In spite of all the hard work, finding a publisher was a struggle and Honor grew despondent, “this time last year I had a manuscript and no publisher.” She tried Dublin to no avail but there was a light at the end of the tunnel. She says, “Imagine Ireland saved the day. This celebration of Irish culture brought me out of my bog of despond. It was like going to an artist colony for one year straight. I met dozens of playwrights, directors, novelists, poets, choreographers, painters, actors.” She became involved in the Irish American Writers and Artists association and found a supportive network, “They hold monthly salons where members stand up and do ten minute presentations. I’ve found other novelists who are grappling with the current publishing world and its challenges. We dream and scheme and help each other.”
In spite of the centrality of Dublin to this book, Honor prefers not to label herself as an Irish or an Irish-American writer. She says, “I am a writer. I view my story as a world story. My Albanian friend sitting in the cubicle next to me says it’s her story, too”. She is more concerned with telling stories that might not ordinarily be heard, and in particular with Smarty Girl, recovering her mother Yvonne’s story. Honor has a keen awareness of how some lives, as well as their stories, are privileged at the expense of others. She recalls, “my mother had fifteen years of professional experience in Dublin Theatre. Although she applied to local colleges, she ended up substitute teaching in the local public schools, working nights and weekend jobs for three bucks an hour. This informs my writing. Like women Irish writers of her time, my mother’s work was devalued and then erased.

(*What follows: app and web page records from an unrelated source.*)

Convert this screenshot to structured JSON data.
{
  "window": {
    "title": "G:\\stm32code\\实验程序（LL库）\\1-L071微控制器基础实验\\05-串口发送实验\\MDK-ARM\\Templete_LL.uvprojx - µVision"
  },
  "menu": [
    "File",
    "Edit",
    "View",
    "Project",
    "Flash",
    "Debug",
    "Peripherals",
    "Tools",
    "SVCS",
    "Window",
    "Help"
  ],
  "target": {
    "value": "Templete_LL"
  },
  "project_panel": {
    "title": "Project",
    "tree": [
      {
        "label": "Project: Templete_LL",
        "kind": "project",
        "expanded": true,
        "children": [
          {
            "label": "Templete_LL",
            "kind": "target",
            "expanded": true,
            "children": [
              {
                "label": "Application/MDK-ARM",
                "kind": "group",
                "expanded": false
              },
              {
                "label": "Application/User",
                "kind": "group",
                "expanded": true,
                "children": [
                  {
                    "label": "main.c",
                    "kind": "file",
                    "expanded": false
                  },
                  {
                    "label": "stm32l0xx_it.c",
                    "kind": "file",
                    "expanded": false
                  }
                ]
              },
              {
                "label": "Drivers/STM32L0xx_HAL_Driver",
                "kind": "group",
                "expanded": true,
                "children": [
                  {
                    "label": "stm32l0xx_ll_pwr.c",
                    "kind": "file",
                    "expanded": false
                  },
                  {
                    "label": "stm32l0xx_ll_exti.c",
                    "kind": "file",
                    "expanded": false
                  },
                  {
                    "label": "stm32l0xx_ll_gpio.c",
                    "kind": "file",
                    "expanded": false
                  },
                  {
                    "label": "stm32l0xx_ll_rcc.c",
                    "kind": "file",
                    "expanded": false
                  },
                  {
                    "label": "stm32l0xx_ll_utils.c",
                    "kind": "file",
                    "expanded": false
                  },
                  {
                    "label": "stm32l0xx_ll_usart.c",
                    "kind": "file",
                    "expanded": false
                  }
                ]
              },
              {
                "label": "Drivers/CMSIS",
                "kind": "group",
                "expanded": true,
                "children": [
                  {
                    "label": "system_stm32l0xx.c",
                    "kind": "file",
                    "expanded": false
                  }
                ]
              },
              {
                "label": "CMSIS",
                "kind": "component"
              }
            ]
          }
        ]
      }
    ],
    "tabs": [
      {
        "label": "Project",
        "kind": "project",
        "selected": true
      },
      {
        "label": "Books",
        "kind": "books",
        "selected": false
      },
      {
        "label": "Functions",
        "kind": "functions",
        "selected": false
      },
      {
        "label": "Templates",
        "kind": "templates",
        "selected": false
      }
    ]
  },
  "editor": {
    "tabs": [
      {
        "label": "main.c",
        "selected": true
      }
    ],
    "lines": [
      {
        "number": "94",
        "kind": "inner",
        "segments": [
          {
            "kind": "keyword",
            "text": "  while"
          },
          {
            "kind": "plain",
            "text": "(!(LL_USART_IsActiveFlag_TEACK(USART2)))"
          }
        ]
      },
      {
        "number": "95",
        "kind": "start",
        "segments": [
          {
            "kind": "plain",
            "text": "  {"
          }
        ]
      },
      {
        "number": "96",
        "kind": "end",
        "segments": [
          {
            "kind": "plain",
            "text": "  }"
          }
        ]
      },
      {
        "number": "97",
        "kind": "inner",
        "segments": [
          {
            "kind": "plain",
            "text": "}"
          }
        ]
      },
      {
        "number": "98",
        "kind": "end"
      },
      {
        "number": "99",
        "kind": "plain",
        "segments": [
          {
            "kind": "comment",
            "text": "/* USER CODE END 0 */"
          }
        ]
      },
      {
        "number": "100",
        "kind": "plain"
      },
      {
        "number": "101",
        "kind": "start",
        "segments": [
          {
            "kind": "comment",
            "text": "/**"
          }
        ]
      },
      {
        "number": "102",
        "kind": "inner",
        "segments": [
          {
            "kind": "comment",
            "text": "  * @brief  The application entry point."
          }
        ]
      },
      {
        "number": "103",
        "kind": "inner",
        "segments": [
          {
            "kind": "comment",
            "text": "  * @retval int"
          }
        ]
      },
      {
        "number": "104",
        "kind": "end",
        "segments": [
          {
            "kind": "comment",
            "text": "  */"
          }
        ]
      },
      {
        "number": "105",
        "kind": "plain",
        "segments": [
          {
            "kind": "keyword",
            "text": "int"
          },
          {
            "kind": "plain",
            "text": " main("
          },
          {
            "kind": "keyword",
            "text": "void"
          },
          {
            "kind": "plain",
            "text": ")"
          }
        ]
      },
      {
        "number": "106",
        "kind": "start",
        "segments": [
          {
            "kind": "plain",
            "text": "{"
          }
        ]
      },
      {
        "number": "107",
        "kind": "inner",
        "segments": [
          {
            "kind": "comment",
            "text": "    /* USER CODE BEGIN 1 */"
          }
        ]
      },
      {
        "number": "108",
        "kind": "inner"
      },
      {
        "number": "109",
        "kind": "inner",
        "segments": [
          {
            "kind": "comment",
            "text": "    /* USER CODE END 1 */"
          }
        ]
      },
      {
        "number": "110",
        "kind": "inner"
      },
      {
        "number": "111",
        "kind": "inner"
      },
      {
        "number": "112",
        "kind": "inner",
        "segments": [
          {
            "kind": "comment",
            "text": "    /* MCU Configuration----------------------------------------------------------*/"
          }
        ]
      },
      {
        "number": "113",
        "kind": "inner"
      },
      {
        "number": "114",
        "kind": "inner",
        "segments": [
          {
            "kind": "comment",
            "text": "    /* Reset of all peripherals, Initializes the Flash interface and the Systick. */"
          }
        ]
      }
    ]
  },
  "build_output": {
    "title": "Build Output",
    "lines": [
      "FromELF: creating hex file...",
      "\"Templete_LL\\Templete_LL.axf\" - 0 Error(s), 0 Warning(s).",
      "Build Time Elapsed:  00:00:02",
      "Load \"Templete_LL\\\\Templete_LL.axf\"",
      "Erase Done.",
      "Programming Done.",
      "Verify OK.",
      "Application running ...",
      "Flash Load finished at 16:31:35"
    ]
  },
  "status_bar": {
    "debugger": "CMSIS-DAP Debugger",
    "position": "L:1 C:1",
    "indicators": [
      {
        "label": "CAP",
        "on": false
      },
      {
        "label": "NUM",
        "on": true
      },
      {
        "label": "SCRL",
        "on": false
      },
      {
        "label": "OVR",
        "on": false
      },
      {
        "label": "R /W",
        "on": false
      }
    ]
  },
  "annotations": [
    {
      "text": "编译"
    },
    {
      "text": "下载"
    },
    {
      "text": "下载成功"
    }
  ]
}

Smarty Girl reclaims some of the stories she told on Radio Eireann along with voicing my mother’s incredible tale of courage, of love, of endurance”.
Smarty Girltells a boisterous story with humour and skill, playing with the conventions of fiction and memoir to get at the essence of a life lived during a time now gone. Anyone with an interest in Dublin history and a cracking good tale should get their hands on a copy of this book through Amazon (Paperback) or the Kindle edition.